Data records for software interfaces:
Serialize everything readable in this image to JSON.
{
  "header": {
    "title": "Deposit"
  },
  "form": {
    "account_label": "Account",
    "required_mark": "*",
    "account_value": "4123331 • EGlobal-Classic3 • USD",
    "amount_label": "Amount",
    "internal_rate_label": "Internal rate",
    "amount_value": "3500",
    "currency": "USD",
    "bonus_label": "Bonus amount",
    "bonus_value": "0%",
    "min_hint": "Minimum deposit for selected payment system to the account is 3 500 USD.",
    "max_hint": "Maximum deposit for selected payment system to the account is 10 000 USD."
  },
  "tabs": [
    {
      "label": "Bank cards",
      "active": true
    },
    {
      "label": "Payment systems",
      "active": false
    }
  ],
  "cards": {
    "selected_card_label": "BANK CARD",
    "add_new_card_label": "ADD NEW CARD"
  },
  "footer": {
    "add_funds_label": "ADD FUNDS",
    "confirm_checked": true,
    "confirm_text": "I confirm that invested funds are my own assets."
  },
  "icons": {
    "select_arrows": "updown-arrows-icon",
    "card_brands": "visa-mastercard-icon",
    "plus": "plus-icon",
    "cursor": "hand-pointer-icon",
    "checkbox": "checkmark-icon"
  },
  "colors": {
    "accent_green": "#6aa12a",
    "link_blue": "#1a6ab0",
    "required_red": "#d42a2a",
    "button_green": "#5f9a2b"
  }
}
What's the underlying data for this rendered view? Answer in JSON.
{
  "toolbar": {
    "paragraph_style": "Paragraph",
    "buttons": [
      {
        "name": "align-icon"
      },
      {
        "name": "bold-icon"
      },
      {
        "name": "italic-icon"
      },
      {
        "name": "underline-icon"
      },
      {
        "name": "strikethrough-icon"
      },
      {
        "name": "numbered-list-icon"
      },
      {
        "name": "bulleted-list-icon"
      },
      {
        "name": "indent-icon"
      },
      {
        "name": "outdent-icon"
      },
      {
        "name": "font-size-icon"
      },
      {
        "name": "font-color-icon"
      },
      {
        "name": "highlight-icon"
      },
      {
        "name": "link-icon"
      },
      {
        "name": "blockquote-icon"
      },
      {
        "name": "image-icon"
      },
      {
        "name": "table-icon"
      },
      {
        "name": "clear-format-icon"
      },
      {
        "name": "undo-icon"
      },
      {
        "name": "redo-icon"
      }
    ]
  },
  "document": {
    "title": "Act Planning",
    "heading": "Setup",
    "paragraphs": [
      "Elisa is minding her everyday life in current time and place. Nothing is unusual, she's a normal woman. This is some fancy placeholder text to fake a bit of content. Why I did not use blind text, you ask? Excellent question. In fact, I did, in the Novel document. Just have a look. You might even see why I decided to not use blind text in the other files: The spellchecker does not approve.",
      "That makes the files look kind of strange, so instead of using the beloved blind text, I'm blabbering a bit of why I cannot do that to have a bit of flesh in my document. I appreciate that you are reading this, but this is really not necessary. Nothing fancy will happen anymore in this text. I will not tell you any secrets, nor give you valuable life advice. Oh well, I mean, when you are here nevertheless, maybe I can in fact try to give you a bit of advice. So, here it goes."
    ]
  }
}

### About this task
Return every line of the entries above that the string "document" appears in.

### Completed exercise
  "document": {
      "Elisa is minding her everyday life in current time and place. Nothing is unusual, she's a normal woman. This is some fancy placeholder text to fake a bit of content. Why I did not use blind text, you ask? Excellent question. In fact, I did, in the Novel document. Just have a look. You might even see why I decided to not use blind text in the other files: The spellchecker does not approve.",
      "That makes the files look kind of strange, so instead of using the beloved blind text, I'm blabbering a bit of why I cannot do that to have a bit of flesh in my document. I appreciate that you are reading this, but this is really not necessary. Nothing fancy will happen anymore in this text. I will not tell you any secrets, nor give you valuable life advice. Oh well, I mean, when you are here nevertheless, maybe I can in fact try to give you a bit of advice. So, here it goes."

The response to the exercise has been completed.